------ Entries provided ------

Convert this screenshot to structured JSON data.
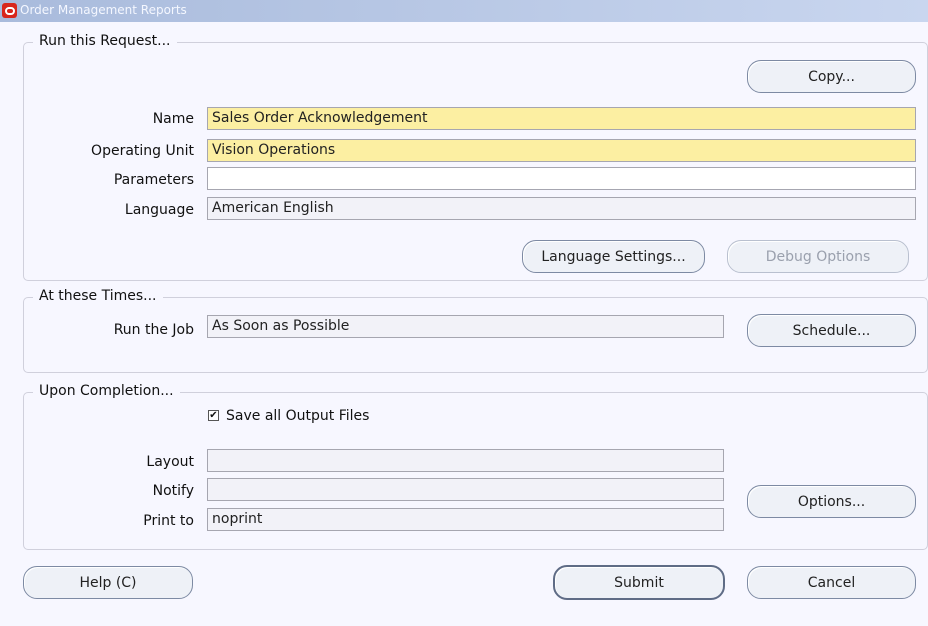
{
  "window": {
    "title": "Order Management Reports"
  },
  "run_request": {
    "group_title": "Run this Request...",
    "copy_button": "Copy...",
    "name_label": "Name",
    "name_value": "Sales Order Acknowledgement",
    "operating_unit_label": "Operating Unit",
    "operating_unit_value": "Vision Operations",
    "parameters_label": "Parameters",
    "parameters_value": "",
    "language_label": "Language",
    "language_value": "American English",
    "language_settings_button": "Language Settings...",
    "debug_options_button": "Debug Options"
  },
  "at_times": {
    "group_title": "At these Times...",
    "run_job_label": "Run the Job",
    "run_job_value": "As Soon as Possible",
    "schedule_button": "Schedule..."
  },
  "completion": {
    "group_title": "Upon Completion...",
    "save_output_label": "Save all Output Files",
    "save_output_checked": true,
    "layout_label": "Layout",
    "layout_value": "",
    "notify_label": "Notify",
    "notify_value": "",
    "print_to_label": "Print to",
    "print_to_value": "noprint",
    "options_button": "Options..."
  },
  "footer": {
    "help_button": "Help (C)",
    "submit_button": "Submit",
    "cancel_button": "Cancel"
  },
  "colors": {
    "required_field": "#fcefa2",
    "titlebar": "#a9bbdc",
    "background": "#f7f7ff"
  }
}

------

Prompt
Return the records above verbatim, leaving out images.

Answer area
Convert this screenshot to structured JSON data.
{
  "window": {
    "title": "Order Management Reports"
  },
  "run_request": {
    "group_title": "Run this Request...",
    "copy_button": "Copy...",
    "name_label": "Name",
    "name_value": "Sales Order Acknowledgement",
    "operating_unit_label": "Operating Unit",
    "operating_unit_value": "Vision Operations",
    "parameters_label": "Parameters",
    "parameters_value": "",
    "language_label": "Language",
    "language_value": "American English",
    "language_settings_button": "Language Settings...",
    "debug_options_button": "Debug Options"
  },
  "at_times": {
    "group_title": "At these Times...",
    "run_job_label": "Run the Job",
    "run_job_value": "As Soon as Possible",
    "schedule_button": "Schedule..."
  },
  "completion": {
    "group_title": "Upon Completion...",
    "save_output_label": "Save all Output Files",
    "save_output_checked": true,
    "layout_label": "Layout",
    "layout_value": "",
    "notify_label": "Notify",
    "notify_value": "",
    "print_to_label": "Print to",
    "print_to_value": "noprint",
    "options_button": "Options..."
  },
  "footer": {
    "help_button": "Help (C)",
    "submit_button": "Submit",
    "cancel_button": "Cancel"
  },
  "colors": {
    "required_field": "#fcefa2",
    "titlebar": "#a9bbdc",
    "background": "#f7f7ff"
  }
}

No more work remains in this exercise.